(Brief) Show all lines from the records below in which the string "title" is present.

Data about app and page elements:
☆ ☆ ☆

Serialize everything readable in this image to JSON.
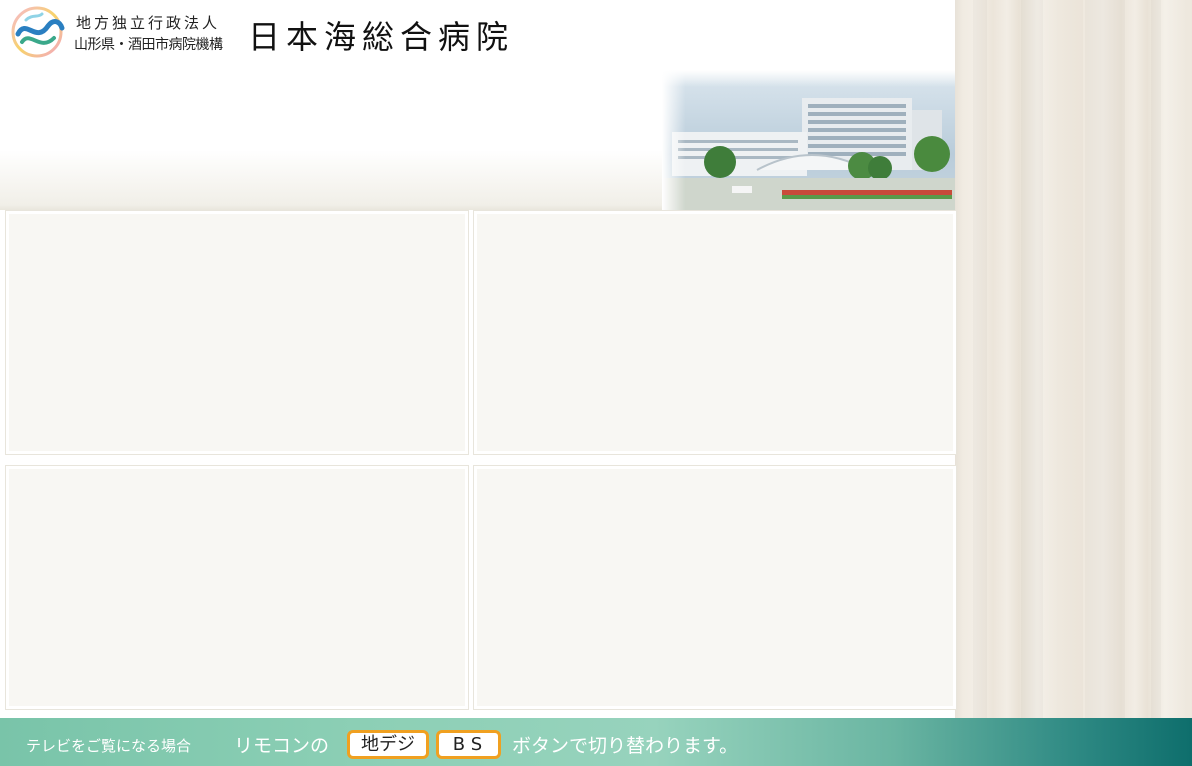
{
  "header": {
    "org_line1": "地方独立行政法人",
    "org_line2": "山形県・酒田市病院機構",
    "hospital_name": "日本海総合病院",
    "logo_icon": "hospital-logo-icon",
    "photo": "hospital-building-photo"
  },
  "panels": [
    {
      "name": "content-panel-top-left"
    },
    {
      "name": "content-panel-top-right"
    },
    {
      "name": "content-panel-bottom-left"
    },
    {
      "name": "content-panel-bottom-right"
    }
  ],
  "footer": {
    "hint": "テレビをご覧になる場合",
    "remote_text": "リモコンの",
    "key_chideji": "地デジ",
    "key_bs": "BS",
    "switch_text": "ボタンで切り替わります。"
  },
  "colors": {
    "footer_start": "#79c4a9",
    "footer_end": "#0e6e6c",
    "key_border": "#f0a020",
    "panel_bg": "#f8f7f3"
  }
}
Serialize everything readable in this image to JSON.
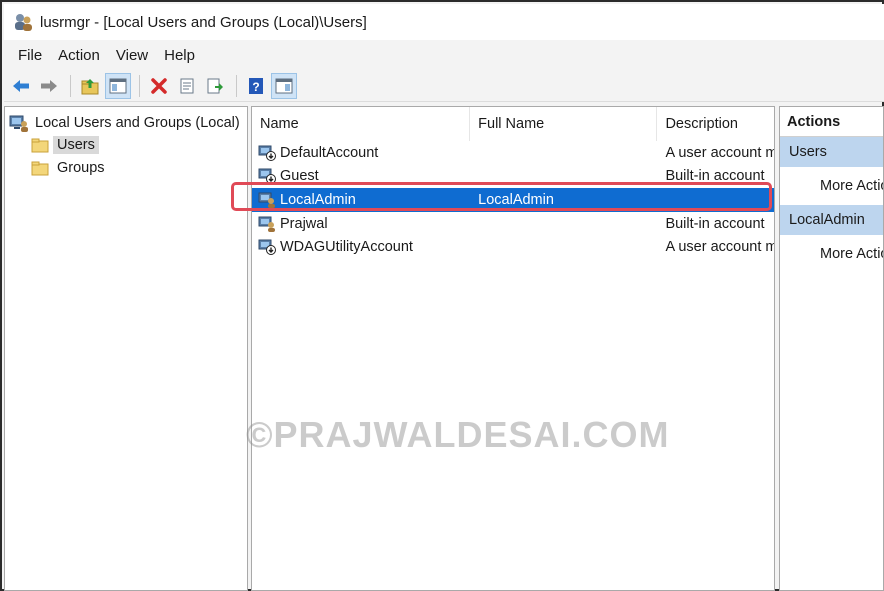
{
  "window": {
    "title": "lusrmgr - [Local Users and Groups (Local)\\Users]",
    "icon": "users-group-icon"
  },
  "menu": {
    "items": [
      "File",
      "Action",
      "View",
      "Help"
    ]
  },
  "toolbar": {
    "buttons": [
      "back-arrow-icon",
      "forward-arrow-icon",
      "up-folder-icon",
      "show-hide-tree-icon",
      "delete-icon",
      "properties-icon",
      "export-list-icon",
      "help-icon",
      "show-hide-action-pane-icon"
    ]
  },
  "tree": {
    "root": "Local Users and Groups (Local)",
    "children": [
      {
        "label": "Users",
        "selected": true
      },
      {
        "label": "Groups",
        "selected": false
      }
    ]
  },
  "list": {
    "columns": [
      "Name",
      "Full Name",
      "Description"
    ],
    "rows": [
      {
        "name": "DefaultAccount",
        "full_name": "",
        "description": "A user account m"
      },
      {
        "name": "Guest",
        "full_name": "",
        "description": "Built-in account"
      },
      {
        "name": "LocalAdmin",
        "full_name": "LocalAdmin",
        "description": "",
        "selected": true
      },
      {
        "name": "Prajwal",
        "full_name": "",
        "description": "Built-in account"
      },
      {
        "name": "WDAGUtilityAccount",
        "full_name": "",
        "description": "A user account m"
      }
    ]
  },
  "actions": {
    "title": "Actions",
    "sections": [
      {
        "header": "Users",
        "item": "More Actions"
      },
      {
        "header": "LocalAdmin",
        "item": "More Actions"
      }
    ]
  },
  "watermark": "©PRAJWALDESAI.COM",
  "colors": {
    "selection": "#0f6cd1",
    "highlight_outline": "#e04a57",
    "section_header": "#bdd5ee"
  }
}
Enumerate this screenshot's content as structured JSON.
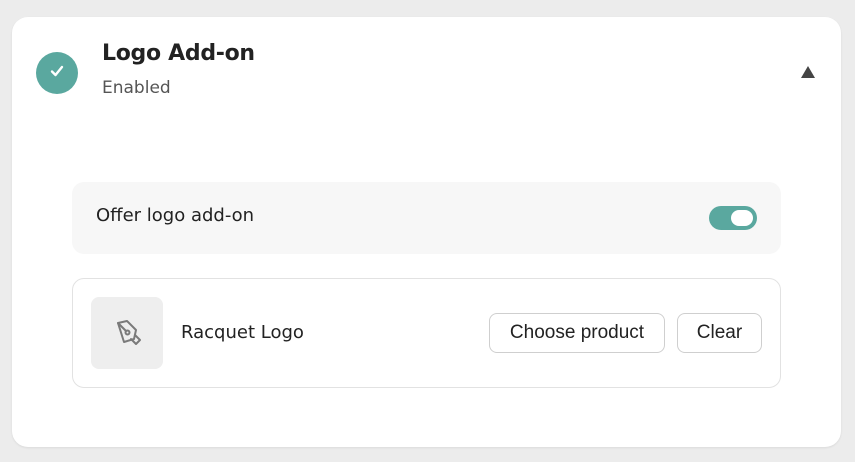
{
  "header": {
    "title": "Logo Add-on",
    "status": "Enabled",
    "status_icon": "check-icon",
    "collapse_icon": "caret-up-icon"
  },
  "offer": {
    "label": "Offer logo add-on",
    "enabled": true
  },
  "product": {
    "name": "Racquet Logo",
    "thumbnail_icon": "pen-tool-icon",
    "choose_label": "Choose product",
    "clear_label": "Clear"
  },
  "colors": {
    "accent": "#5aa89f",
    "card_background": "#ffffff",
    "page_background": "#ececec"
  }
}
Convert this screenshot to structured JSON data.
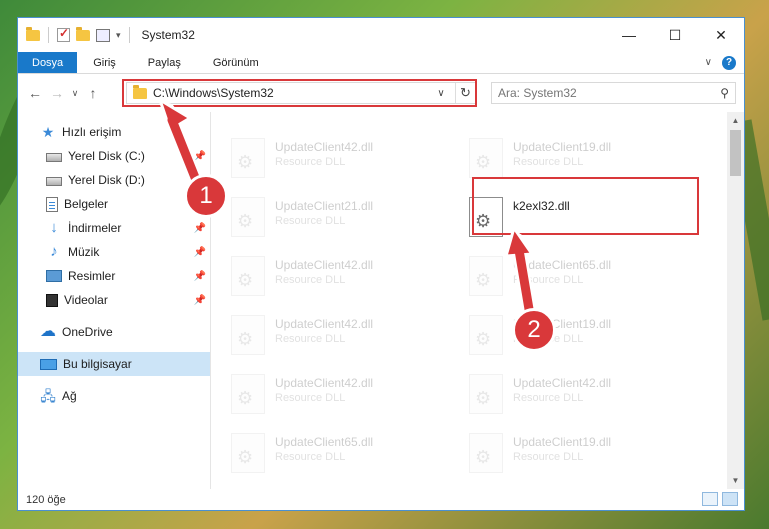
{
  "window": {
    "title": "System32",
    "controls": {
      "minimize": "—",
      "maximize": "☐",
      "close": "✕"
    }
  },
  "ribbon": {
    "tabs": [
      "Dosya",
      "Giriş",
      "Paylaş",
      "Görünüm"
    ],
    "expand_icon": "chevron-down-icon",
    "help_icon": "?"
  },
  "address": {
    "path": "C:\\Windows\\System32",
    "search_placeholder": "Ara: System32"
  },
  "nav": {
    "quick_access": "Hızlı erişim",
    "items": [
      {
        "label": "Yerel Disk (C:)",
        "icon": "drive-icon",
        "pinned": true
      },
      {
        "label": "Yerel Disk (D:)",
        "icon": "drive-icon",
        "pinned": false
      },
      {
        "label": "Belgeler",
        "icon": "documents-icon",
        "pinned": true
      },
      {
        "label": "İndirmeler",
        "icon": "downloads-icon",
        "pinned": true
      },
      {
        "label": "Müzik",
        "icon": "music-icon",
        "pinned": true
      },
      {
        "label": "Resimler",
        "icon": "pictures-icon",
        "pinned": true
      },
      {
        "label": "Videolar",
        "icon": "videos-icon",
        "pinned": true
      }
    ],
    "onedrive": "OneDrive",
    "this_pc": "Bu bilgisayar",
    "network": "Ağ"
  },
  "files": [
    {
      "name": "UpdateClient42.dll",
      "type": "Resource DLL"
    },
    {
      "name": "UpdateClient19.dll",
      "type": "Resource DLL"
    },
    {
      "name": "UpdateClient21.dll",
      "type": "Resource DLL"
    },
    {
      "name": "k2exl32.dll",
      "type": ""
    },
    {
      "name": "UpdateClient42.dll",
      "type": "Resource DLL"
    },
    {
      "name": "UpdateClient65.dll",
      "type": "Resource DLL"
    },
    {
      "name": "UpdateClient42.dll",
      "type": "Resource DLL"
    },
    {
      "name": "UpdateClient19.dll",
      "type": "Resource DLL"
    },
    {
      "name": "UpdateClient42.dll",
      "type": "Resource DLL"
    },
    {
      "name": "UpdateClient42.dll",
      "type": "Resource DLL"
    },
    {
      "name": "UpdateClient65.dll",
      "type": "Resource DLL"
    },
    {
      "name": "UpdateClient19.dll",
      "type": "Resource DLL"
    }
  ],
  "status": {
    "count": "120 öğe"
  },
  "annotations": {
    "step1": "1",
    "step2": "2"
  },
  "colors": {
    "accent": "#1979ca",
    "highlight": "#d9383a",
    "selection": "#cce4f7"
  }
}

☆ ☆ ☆

(Task solution)
    "title": "lusrmgr - [Local Users and Groups (Local)\\Users]",
    "title": "Actions",
    "title": "Logo Add-on",
    "title": "System32",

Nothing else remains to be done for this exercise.